This issue leads one to consider that Riemannian geometry is just an inadequate framework for fundamental theory, and to consider alternatives (Weyl geometry) which can bring in other field quantities to tighten the ropes.

Delete"One, it is not at all a matter of convention to say expansion ~ shrinking modulo coordinates. One can imagine"I suggest you don't "imagine" but do the math. There are many ways to "imagine" coordinate transformations wrongly.

C'mon Sabine - I've been doing such things for a very long time now. Again - Riemmanian geometry has an arbitrary global length standard. That is not a matter of coordinates at all, it is a matter of structure. This shrinking vs. expanding issue is just a demonstration of that. To make it concrete, one needs a way of breaking that global symmetry. Weyl geometry (among others) works. (It doesn't work as physics in 4d, but that's another "matter" hehe.)

Delete-drl

drl,

DeleteYou can of course introduce a length by defining a scale, but there's no reason to use any of those scales, and there is still no reason to use any particular coordinate system in GR. Look, the only thing I am saying is that you can take FRW in the standard comoving coordinates, make a coordinate transformation, and get a non-orthogonal metric with flat subspaces. That's weird, alright, but it's perfectly possible.

It expands into the same thing that it expanded out of, the Quantum Void. But since the Quantum Void is non-physical, the universe expands into nothing.

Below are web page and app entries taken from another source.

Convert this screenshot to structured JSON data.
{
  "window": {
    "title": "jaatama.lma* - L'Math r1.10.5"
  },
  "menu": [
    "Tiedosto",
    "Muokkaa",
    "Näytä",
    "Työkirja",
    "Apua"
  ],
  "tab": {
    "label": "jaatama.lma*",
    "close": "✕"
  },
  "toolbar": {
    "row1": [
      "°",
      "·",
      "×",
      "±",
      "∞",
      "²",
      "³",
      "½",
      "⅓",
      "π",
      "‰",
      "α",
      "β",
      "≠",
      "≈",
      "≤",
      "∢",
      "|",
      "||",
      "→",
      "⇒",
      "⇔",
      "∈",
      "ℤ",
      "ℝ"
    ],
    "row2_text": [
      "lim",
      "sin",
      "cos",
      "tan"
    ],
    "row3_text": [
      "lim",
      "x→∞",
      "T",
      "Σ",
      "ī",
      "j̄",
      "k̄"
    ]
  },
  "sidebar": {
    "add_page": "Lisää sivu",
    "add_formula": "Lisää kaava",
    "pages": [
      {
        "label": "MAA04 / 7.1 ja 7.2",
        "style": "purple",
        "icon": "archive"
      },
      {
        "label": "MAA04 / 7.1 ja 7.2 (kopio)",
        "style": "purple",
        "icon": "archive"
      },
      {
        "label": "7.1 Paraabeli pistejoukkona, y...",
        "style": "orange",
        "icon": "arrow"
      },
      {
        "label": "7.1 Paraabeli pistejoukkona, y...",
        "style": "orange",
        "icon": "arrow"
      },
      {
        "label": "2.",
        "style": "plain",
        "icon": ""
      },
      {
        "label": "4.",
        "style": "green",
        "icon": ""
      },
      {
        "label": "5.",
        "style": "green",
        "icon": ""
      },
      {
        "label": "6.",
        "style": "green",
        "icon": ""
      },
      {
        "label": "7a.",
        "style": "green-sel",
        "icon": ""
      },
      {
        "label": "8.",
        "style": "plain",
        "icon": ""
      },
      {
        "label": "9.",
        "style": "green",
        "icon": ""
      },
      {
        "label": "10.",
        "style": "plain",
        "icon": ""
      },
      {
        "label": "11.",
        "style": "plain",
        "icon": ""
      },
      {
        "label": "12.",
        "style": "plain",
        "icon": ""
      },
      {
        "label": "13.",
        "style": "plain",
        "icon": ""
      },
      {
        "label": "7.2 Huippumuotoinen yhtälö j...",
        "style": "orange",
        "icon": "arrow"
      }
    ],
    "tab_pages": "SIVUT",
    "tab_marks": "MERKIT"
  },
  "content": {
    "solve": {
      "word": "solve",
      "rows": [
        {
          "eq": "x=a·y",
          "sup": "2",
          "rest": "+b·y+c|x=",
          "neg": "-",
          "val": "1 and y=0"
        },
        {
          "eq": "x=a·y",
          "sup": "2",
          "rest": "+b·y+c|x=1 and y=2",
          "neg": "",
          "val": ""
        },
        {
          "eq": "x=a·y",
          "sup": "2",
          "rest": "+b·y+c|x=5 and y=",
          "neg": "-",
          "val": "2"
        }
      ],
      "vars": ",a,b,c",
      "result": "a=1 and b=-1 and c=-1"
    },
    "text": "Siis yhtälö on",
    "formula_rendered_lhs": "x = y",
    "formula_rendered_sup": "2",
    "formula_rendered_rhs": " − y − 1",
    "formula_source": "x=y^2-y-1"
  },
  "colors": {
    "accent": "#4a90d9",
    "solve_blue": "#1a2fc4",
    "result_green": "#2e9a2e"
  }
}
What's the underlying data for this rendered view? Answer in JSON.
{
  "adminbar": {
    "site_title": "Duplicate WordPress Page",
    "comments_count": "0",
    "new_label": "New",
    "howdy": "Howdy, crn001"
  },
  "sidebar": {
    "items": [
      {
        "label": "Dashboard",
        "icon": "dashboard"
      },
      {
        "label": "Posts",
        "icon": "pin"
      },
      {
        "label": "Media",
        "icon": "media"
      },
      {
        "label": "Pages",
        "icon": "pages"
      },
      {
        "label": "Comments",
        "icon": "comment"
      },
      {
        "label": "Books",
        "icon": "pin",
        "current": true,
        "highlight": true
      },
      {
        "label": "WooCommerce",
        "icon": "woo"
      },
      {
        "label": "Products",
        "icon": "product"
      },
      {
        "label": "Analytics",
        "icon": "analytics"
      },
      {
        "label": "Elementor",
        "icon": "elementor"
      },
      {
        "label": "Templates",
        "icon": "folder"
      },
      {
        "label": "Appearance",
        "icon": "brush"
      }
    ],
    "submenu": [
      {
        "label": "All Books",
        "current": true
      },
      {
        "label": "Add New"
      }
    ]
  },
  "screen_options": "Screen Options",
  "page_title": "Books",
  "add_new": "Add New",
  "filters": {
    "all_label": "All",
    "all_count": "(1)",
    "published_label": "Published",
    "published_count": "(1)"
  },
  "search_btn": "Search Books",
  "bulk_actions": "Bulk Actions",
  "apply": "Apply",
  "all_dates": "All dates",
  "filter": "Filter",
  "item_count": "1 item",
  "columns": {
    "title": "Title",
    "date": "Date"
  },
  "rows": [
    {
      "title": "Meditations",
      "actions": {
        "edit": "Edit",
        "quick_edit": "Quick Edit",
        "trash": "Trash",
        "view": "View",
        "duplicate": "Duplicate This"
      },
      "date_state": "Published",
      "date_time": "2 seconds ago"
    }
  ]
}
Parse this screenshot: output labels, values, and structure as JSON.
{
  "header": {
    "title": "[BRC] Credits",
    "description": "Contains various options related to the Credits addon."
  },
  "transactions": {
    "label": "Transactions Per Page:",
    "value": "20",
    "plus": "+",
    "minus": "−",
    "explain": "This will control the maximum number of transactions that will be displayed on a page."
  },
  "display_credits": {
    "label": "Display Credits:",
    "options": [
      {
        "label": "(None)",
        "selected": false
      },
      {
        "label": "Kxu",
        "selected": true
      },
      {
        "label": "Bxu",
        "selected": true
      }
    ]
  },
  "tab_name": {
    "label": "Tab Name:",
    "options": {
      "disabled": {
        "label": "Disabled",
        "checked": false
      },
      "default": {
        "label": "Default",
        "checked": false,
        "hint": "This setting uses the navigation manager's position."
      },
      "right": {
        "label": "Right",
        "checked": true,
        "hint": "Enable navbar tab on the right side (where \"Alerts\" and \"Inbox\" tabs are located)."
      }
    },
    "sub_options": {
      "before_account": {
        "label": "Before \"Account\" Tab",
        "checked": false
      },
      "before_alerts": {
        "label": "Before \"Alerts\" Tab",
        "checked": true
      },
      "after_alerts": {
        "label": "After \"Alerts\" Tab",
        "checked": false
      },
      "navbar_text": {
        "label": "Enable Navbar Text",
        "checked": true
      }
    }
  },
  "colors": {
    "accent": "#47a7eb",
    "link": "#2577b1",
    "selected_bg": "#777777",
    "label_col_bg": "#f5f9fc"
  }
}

ReplyDeleteI think your 10-dimensional embedding manifold is a bit higher than needed. I recall from my GR courses that the flat embedding space for an n-dimensional manifold requires at most 2n dimensions; see https://en.wikipedia.org/wiki/Whitney_embedding_theorem.

ReplyDelete(a) Please see the info below the video.

Delete(b) Depends on the exact assumptions.